Photographed from above, the body bags look empty. They seem to lie flat on the ground, and it's only when you peer closer that you realize that that's because the bodies in them are too small to fill the length of the bags. They're children. Row upon row of dead children, more than a hundred of them, 150, more, many of them shot in the back as they tried to flee.

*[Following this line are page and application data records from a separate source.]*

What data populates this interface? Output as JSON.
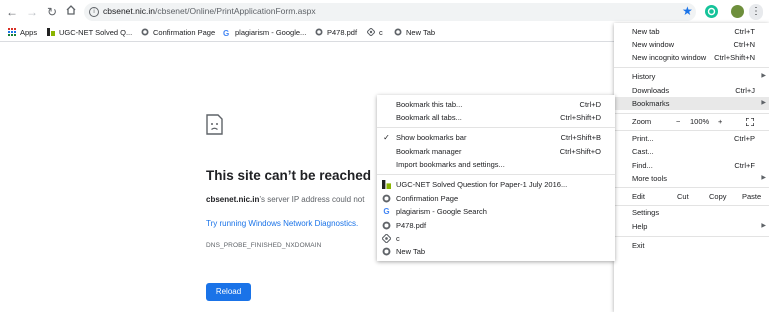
{
  "toolbar": {
    "url_host": "cbsenet.nic.in",
    "url_path": "/cbsenet/Online/PrintApplicationForm.aspx"
  },
  "bookmarks_bar": {
    "apps": "Apps",
    "items": [
      "UGC-NET Solved Q...",
      "Confirmation Page",
      "plagiarism - Google...",
      "P478.pdf",
      "c",
      "New Tab"
    ]
  },
  "error": {
    "title": "This site can’t be reached",
    "host": "cbsenet.nic.in",
    "desc": "’s server IP address could not",
    "link": "Try running Windows Network Diagnostics.",
    "code": "DNS_PROBE_FINISHED_NXDOMAIN",
    "reload": "Reload"
  },
  "menu": {
    "new_tab": "New tab",
    "new_tab_sc": "Ctrl+T",
    "new_window": "New window",
    "new_window_sc": "Ctrl+N",
    "incognito": "New incognito window",
    "incognito_sc": "Ctrl+Shift+N",
    "history": "History",
    "downloads": "Downloads",
    "downloads_sc": "Ctrl+J",
    "bookmarks": "Bookmarks",
    "zoom": "Zoom",
    "zoom_minus": "−",
    "zoom_value": "100%",
    "zoom_plus": "+",
    "print": "Print...",
    "print_sc": "Ctrl+P",
    "cast": "Cast...",
    "find": "Find...",
    "find_sc": "Ctrl+F",
    "more_tools": "More tools",
    "edit": "Edit",
    "cut": "Cut",
    "copy": "Copy",
    "paste": "Paste",
    "settings": "Settings",
    "help": "Help",
    "exit": "Exit"
  },
  "submenu": {
    "bookmark_tab": "Bookmark this tab...",
    "bookmark_tab_sc": "Ctrl+D",
    "bookmark_all": "Bookmark all tabs...",
    "bookmark_all_sc": "Ctrl+Shift+D",
    "show_bar": "Show bookmarks bar",
    "show_bar_sc": "Ctrl+Shift+B",
    "manager": "Bookmark manager",
    "manager_sc": "Ctrl+Shift+O",
    "import": "Import bookmarks and settings...",
    "items": [
      "UGC-NET Solved Question for Paper-1 July 2016...",
      "Confirmation Page",
      "plagiarism - Google Search",
      "P478.pdf",
      "c",
      "New Tab"
    ]
  },
  "colors": {
    "accent": "#1a73e8",
    "highlight": "#e8e8e8"
  }
}
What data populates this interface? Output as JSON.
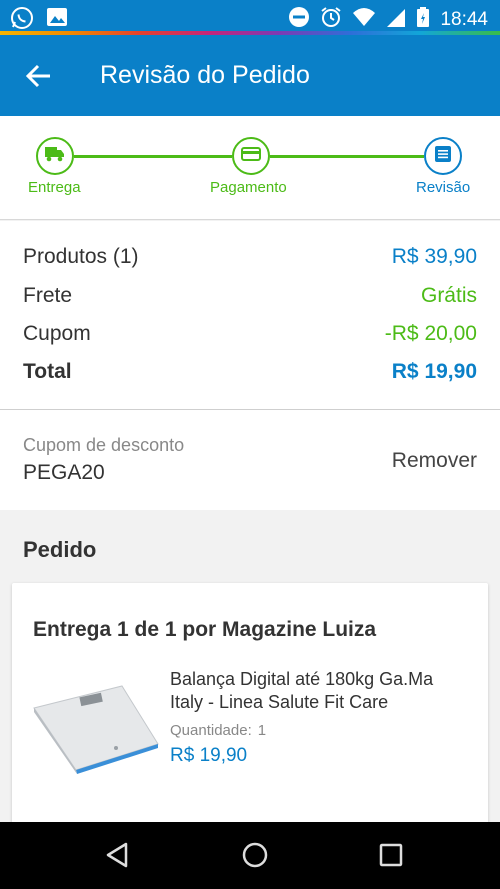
{
  "status_bar": {
    "time": "18:44",
    "left_icons": [
      "whatsapp-icon",
      "gallery-icon"
    ],
    "right_icons": [
      "do-not-disturb-icon",
      "alarm-icon",
      "wifi-icon",
      "signal-icon",
      "battery-icon"
    ]
  },
  "app_bar": {
    "title": "Revisão do Pedido",
    "back_icon": "arrow-left-icon"
  },
  "stepper": {
    "steps": [
      {
        "label": "Entrega",
        "icon": "truck-icon",
        "state": "done"
      },
      {
        "label": "Pagamento",
        "icon": "card-icon",
        "state": "done"
      },
      {
        "label": "Revisão",
        "icon": "list-icon",
        "state": "active"
      }
    ],
    "colors": {
      "done": "#4cbb17",
      "active": "#0a80c8"
    }
  },
  "summary": {
    "rows": [
      {
        "label": "Produtos (1)",
        "value": "R$ 39,90"
      },
      {
        "label": "Frete",
        "value": "Grátis"
      },
      {
        "label": "Cupom",
        "value": "-R$ 20,00"
      },
      {
        "label": "Total",
        "value": "R$ 19,90"
      }
    ]
  },
  "coupon": {
    "label": "Cupom de desconto",
    "code": "PEGA20",
    "remove_label": "Remover"
  },
  "order": {
    "section_title": "Pedido",
    "delivery_title": "Entrega 1 de 1 por Magazine Luiza",
    "product": {
      "name": "Balança Digital até 180kg Ga.Ma Italy - Linea Salute Fit Care",
      "quantity_label": "Quantidade:",
      "quantity": "1",
      "price": "R$ 19,90"
    }
  },
  "nav_bar": {
    "icons": [
      "back-triangle-icon",
      "home-circle-icon",
      "recents-square-icon"
    ]
  },
  "colors": {
    "primary": "#0a80c8",
    "success": "#4cbb17"
  }
}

Flee from whom? Let's take three representative responses: "Guerillas", said The New York Times. "Chechen separatists", ventured the BBC, eventually settling for "hostage-takers". "Insurgents", said The Guardian's Isabel Hilton, hyper-rational to a fault: "Today's hostage-taking," she explained, "is more savage, born of the spread of asymmetrical warfare that pits small, weak and irregular forces against powerful military machines. No insurgent lives long if he fights such overwhelming force directly . . . If insurgent bullets cannot penetrate military armour, it makes little sense to shoot in that direction. Soft targets -- the unprotected, the innocent, the uninvolved -- become targets because they are available."
And then there was Adam Nicolson in London's Daily Telegraph, who filed one of those ornately anguished columns full of elevated, overwritten allusions -- each child was "a Pieta, the archetype of pity. Each is a Cordelia carried on at the end of Act V" -- and yet in a thousand words he's too busy honing his limpid imagery to confront the fact that this foul deed had perpetrators, never mind the identity of those perpetrators.
Read the entire article on Jewish World Review website.